I'm not one for the outdoors. I mean, I'm not particularly against it, but it definitely does make my choice of Dartmouth a bit more on the strange side.
There's no way around it. Dartmouth is very much an outdoorsy school. The Dartmouth Outing Club is easily the largest on campus, and covers everything from fishing to a 50 mile hike. Which, as fun as it sounds, is something I'll never do. Nothing against it, it's just not really my thing.
However, I recently went on my second ever hike (not counting my first year trip). And, like the first time, it was with my science lab. On campus, I'm really into research, and I've spent the past three years doing computational biology work with Xiaofeng Wang. I'm really lucky to have found a lab that has been so supportive of me even though I'm just an undergraduate, and I'm fortunate enough that I have a chance to do a senior fellowship with them this year. But that's another blog post for a different time.
Rather, I've talked before about the idea that research at Dartmouth is its own form of community. Aside from hikes, I've also cooked hotpot, attended conferences, and gone on academic retreats with my lab. Don't get me wrong, work comes first, but at my lab and others that I've seen at Dartmouth it's more than just that.
Last time my lab and I hiked up Mt. Lafayette, which is one of the tallest mountains in New Hampshire. This time we hiked up Mt. Cardigan, which although still sizable at 3,155 feet tall, is nowhere near as close as the 5,000+ feet of Mt. Lafayette. I was with my my PI (principal investigator, or professor who's in charge of the lab), a grad student, two research assistants, a rotation student, and another undergrad like me. Oh yeah, and two dogs.
Unlike Mt. Cardigan, we actually got to chat during the hike, instead of the panting and sweating of the last one. And, I don't know what I expected, but it was all about science. Both our own research, and even random science findings that make the news, like a study someone found about how instant noodles are digested in your stomach. I've long since forgotten the view, but that memory has stuck with me.

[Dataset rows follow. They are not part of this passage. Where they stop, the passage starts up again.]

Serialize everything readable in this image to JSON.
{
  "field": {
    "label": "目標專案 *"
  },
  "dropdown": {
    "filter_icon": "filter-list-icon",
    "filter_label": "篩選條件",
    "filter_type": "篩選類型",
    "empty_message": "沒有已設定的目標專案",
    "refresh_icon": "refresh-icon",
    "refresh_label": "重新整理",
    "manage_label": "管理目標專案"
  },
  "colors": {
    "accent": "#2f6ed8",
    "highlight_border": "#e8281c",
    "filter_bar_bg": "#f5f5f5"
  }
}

And that's the thing about all this, and why I found the hike so enjoyable. I've been on quite a few hikes by now (three, but that's enough for me). I mean, I guess they're cool, but at this point it's pretty evident that it's not my thing, even if I'm at Dartmouth. But, I'll probably still go on them because I find spending time with people as passionate as I am, so far as to spend their "rest days" discussing science in the middle of the woods simply for no other reason than because they just like it.